__Exercise prompt__: Where a line of the data holds the word "description", copy that line.

__Available records__:
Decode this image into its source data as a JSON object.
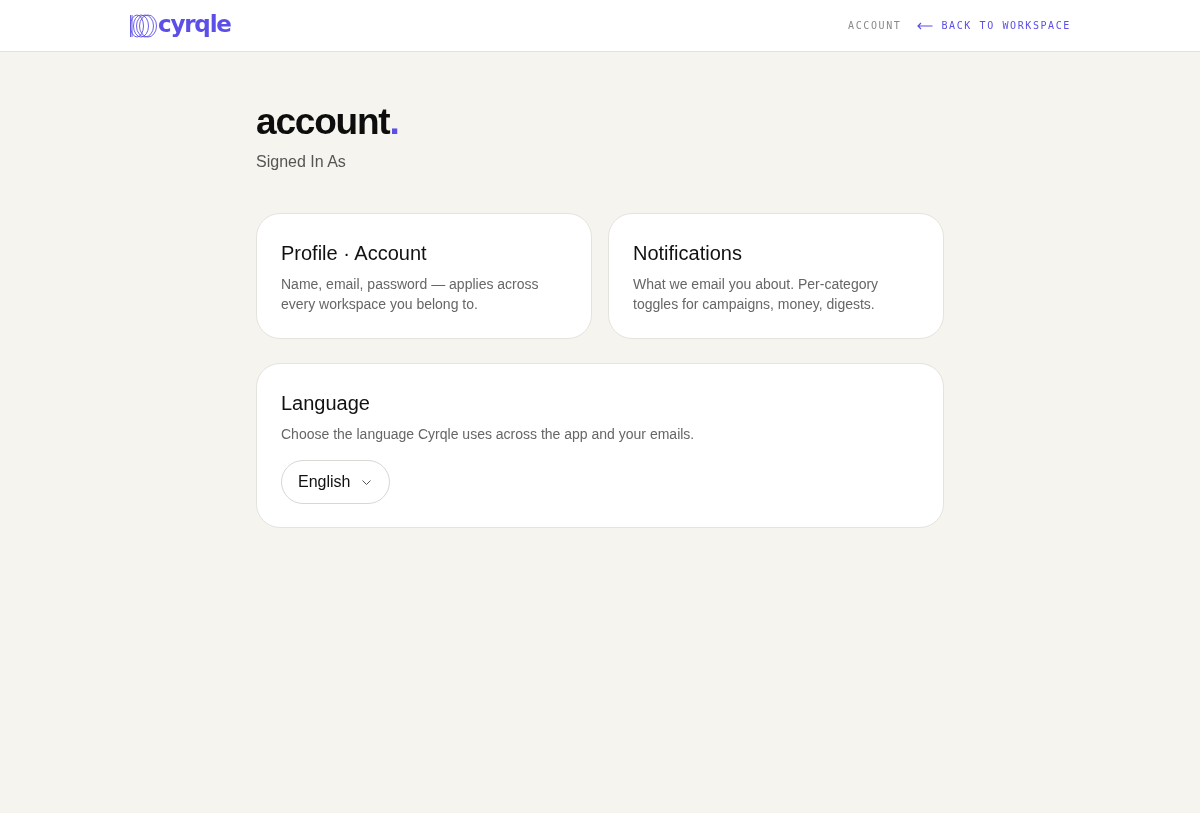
{
  "header": {
    "logo": {
      "wordmark": "cyrqle"
    },
    "nav": {
      "current": "ACCOUNT",
      "back_link": "BACK TO WORKSPACE"
    }
  },
  "page": {
    "title": "account",
    "title_accent": ".",
    "subtitle": "Signed In As"
  },
  "cards": [
    {
      "kind": "link",
      "title": "Profile · Account",
      "description": "Name, email, password — applies across every workspace you belong to."
    },
    {
      "kind": "link",
      "title": "Notifications",
      "description": "What we email you about. Per-category toggles for campaigns, money, digests."
    },
    {
      "kind": "select",
      "title": "Language",
      "description": "Choose the language Cyrqle uses across the app and your emails.",
      "select": {
        "value": "English"
      }
    }
  ]
}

__Solution__:
      "description": "Name, email, password — applies across every workspace you belong to."
      "description": "What we email you about. Per-category toggles for campaigns, money, digests."
      "description": "Choose the language Cyrqle uses across the app and your emails.",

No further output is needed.